Has it been on your to-do-list for some time to make charitable bequests? A recent Urban Institute study found that wealthy people are likely to give to their charity during the course of their life, but rarely do so at death.
Those people who do leave behind charitable bequests tend to make big gifts, according to the study. In fact, their contributions, when they make them at death, are many times bigger than the donations made during the last couple of years during their lives, even though giving previously would have cut down on their total tax bill.
In order to analyze this, researchers looked at estate tax returns and matched them with income tax returns to determine the average charitable giving by a wealthy person at the time of their death, in 2007 compared with the last five years of their life prior to 2007.
The sample comprised people with numerous amounts of total wealth from $2 million to above $100 million. This study period comes just before the giving pledge which began in 2010.
Around 200 people across the globe have already signed a commitment to give most of their wealth away to charity in the giving pledge. The results show that the wealthiest people who have participated in this study, whether they were single or married, were much more likely to give during the last few years of life than choosing to do so at death. There were several different explanations presented by this study’s researchers, and one is that health considerations were a top concern of high net wealth in people who had more than $3 million of total wealth outside of real estate.
These people were hesitant to give money away as they got closer to their death. Other issues raised in this study’s outcome are that taxpayers can quickly consume charitable deductions by only giving away small amounts of their wealth.
This explains low rates of giving out of the total available wealth during life, but not the failure to provide during an estate.

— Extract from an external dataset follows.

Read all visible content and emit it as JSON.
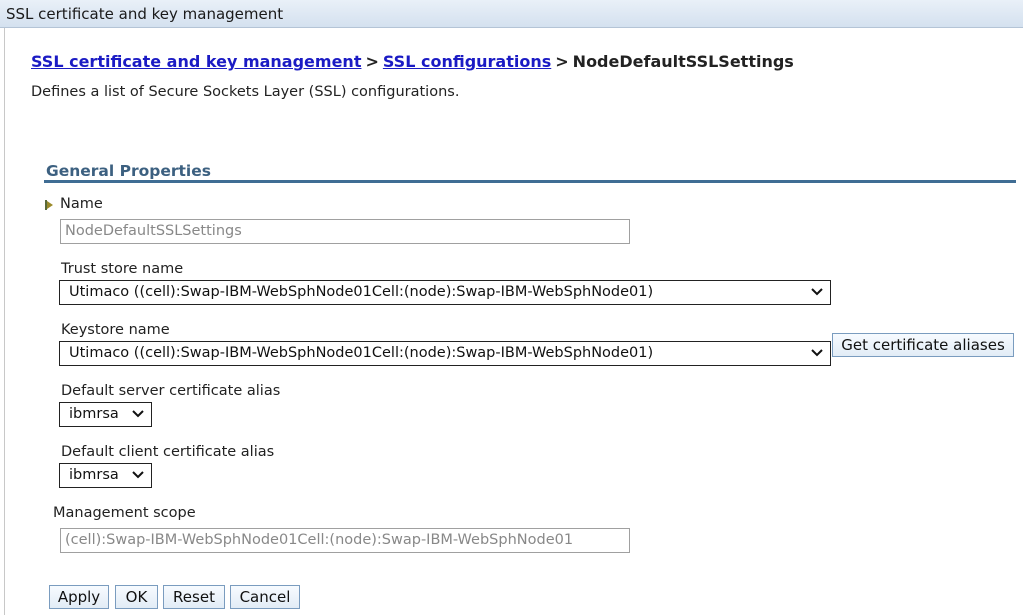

Consumption is not a main priority for the people with the most wealth included in the study.